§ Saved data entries
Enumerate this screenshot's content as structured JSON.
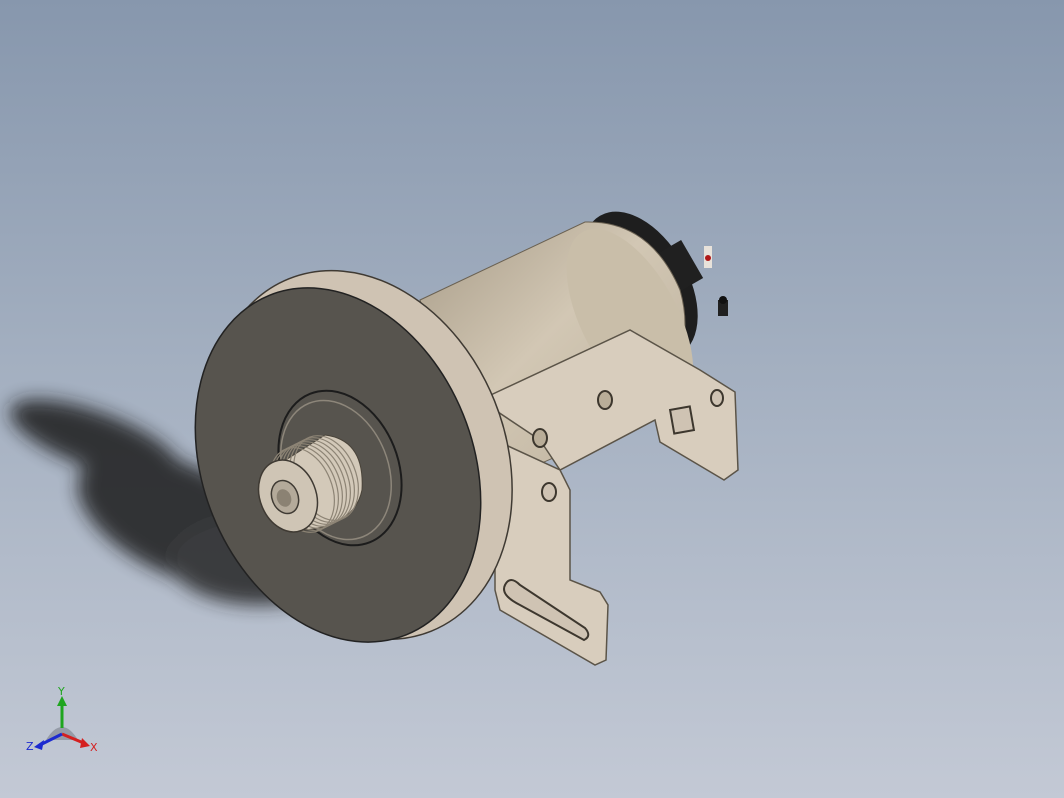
{
  "viewport": {
    "background_top": "#8797ad",
    "background_bottom": "#c3c9d5"
  },
  "model": {
    "description_icon": "motor-assembly",
    "colors": {
      "body": "#c8bda9",
      "body_shadow": "#a89c88",
      "flange_face": "#57544e",
      "flange_rim": "#cfc3b3",
      "bracket": "#d8cdbd",
      "bracket_edge": "#5b5448",
      "end_cap": "#1e1e1e",
      "shaft": "#d3c9b9"
    }
  },
  "triad": {
    "x_label": "X",
    "y_label": "Y",
    "z_label": "Z",
    "x_color": "#d42020",
    "y_color": "#1fa51f",
    "z_color": "#1c2ad0"
  }
}
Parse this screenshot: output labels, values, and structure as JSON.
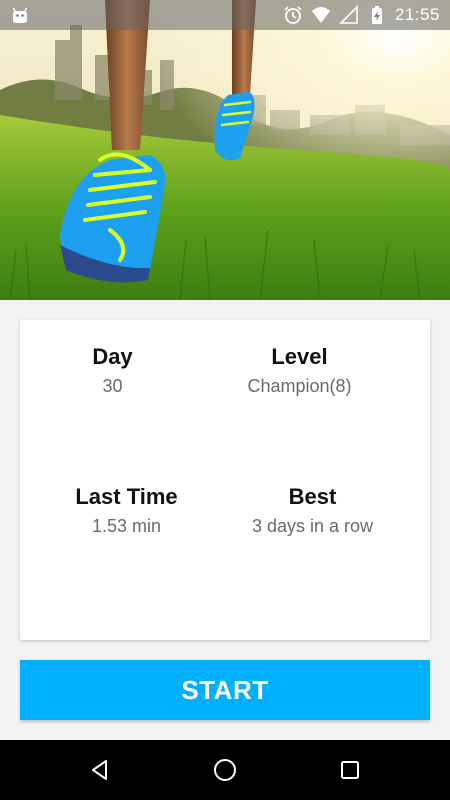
{
  "status_bar": {
    "time": "21:55",
    "icons": [
      "android-icon",
      "alarm-icon",
      "wifi-icon",
      "signal-icon",
      "battery-charging-icon"
    ]
  },
  "hero": {
    "image": "running-shoes-on-grass-city-skyline"
  },
  "stats": {
    "day": {
      "label": "Day",
      "value": "30"
    },
    "level": {
      "label": "Level",
      "value": "Champion(8)"
    },
    "last_time": {
      "label": "Last Time",
      "value": "1.53 min"
    },
    "best": {
      "label": "Best",
      "value": "3 days in a row"
    }
  },
  "start_button": {
    "label": "START"
  },
  "nav_bar": {
    "icons": [
      "back-icon",
      "home-icon",
      "recents-icon"
    ]
  },
  "colors": {
    "accent": "#00b0ff",
    "card_bg": "#ffffff",
    "page_bg": "#f3f3f3",
    "label_text": "#111111",
    "value_text": "#6a6a6a",
    "nav_bg": "#000000"
  }
}
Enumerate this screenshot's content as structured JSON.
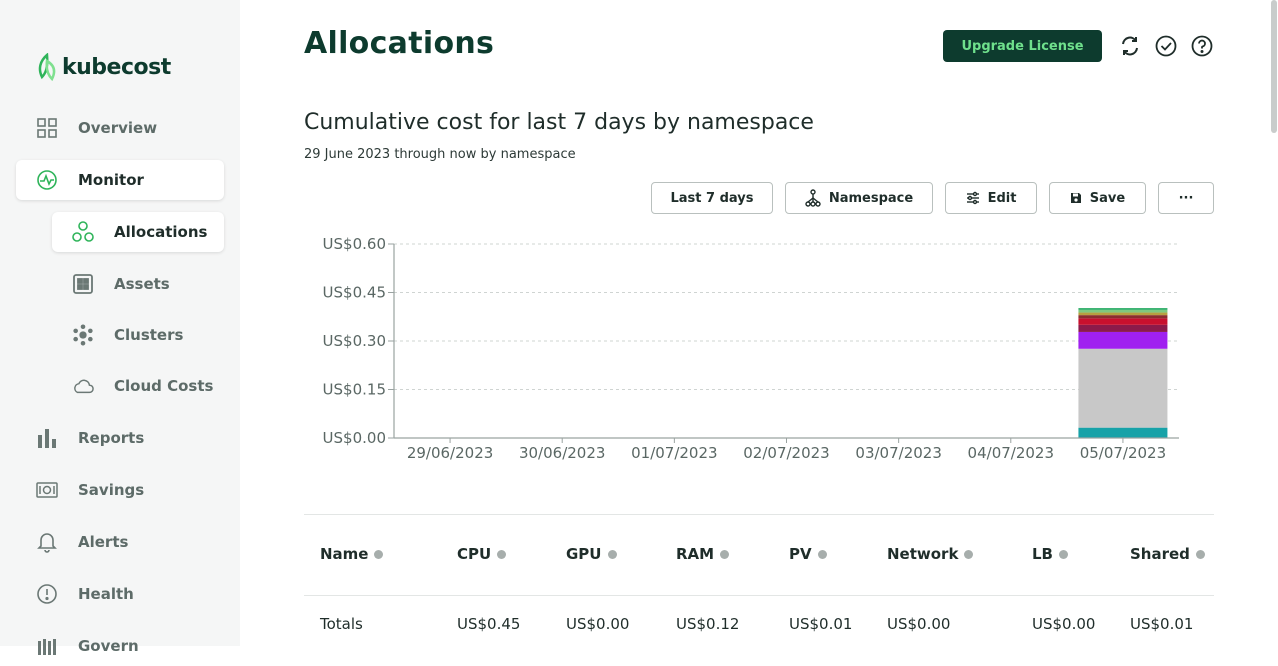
{
  "brand": {
    "name": "kubecost"
  },
  "sidebar": {
    "items": [
      {
        "label": "Overview",
        "icon": "grid-icon"
      },
      {
        "label": "Monitor",
        "icon": "monitor-pulse-icon"
      },
      {
        "label": "Allocations",
        "icon": "allocations-icon"
      },
      {
        "label": "Assets",
        "icon": "assets-icon"
      },
      {
        "label": "Clusters",
        "icon": "clusters-icon"
      },
      {
        "label": "Cloud Costs",
        "icon": "cloud-icon"
      },
      {
        "label": "Reports",
        "icon": "bar-chart-icon"
      },
      {
        "label": "Savings",
        "icon": "savings-icon"
      },
      {
        "label": "Alerts",
        "icon": "bell-icon"
      },
      {
        "label": "Health",
        "icon": "alert-circle-icon"
      },
      {
        "label": "Govern",
        "icon": "govern-icon"
      }
    ]
  },
  "header": {
    "title": "Allocations",
    "upgrade_label": "Upgrade License"
  },
  "report": {
    "title": "Cumulative cost for last 7 days by namespace",
    "subtitle": "29 June 2023 through now by namespace"
  },
  "toolbar": {
    "window_label": "Last 7 days",
    "aggregate_label": "Namespace",
    "edit_label": "Edit",
    "save_label": "Save",
    "more_label": "···"
  },
  "chart_data": {
    "type": "bar",
    "stacked": true,
    "categories": [
      "29/06/2023",
      "30/06/2023",
      "01/07/2023",
      "02/07/2023",
      "03/07/2023",
      "04/07/2023",
      "05/07/2023"
    ],
    "y_ticks": [
      "US$0.00",
      "US$0.15",
      "US$0.30",
      "US$0.45",
      "US$0.60"
    ],
    "ylim": [
      0,
      0.6
    ],
    "grid": true,
    "series": [
      {
        "color": "#17a2a8",
        "values": [
          0,
          0,
          0,
          0,
          0,
          0,
          0.032
        ]
      },
      {
        "color": "#c8c8c8",
        "values": [
          0,
          0,
          0,
          0,
          0,
          0,
          0.244
        ]
      },
      {
        "color": "#a020f0",
        "values": [
          0,
          0,
          0,
          0,
          0,
          0,
          0.052
        ]
      },
      {
        "color": "#8b1a4a",
        "values": [
          0,
          0,
          0,
          0,
          0,
          0,
          0.022
        ]
      },
      {
        "color": "#c8102e",
        "values": [
          0,
          0,
          0,
          0,
          0,
          0,
          0.02
        ]
      },
      {
        "color": "#8b2e2e",
        "values": [
          0,
          0,
          0,
          0,
          0,
          0,
          0.01
        ]
      },
      {
        "color": "#b8a040",
        "values": [
          0,
          0,
          0,
          0,
          0,
          0,
          0.008
        ]
      },
      {
        "color": "#7fc97f",
        "values": [
          0,
          0,
          0,
          0,
          0,
          0,
          0.008
        ]
      },
      {
        "color": "#3cb371",
        "values": [
          0,
          0,
          0,
          0,
          0,
          0,
          0.006
        ]
      }
    ]
  },
  "table": {
    "headers": [
      "Name",
      "CPU",
      "GPU",
      "RAM",
      "PV",
      "Network",
      "LB",
      "Shared"
    ],
    "totals": [
      "Totals",
      "US$0.45",
      "US$0.00",
      "US$0.12",
      "US$0.01",
      "US$0.00",
      "US$0.00",
      "US$0.01"
    ]
  }
}
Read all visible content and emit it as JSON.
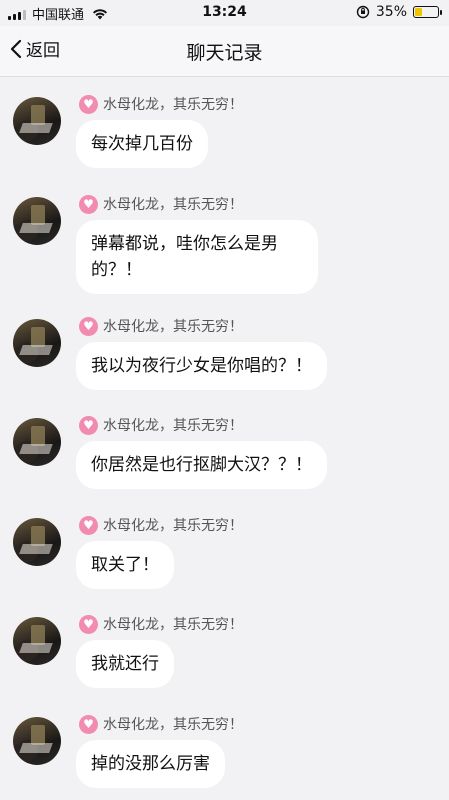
{
  "status_bar": {
    "carrier": "中国联通",
    "time": "13:24",
    "battery_percent": "35%",
    "battery_level": 0.35,
    "battery_color": "#f2c400"
  },
  "nav": {
    "back_label": "返回",
    "title": "聊天记录"
  },
  "sender_icon": "heart-icon",
  "messages": [
    {
      "sender": "水母化龙，其乐无穷！",
      "text": "每次掉几百份"
    },
    {
      "sender": "水母化龙，其乐无穷！",
      "text": "弹幕都说，哇你怎么是男的？！"
    },
    {
      "sender": "水母化龙，其乐无穷！",
      "text": "我以为夜行少女是你唱的？！"
    },
    {
      "sender": "水母化龙，其乐无穷！",
      "text": "你居然是也行抠脚大汉？？！"
    },
    {
      "sender": "水母化龙，其乐无穷！",
      "text": "取关了！"
    },
    {
      "sender": "水母化龙，其乐无穷！",
      "text": "我就还行"
    },
    {
      "sender": "水母化龙，其乐无穷！",
      "text": "掉的没那么厉害"
    }
  ]
}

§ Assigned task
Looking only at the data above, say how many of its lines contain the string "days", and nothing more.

§ The completed task
3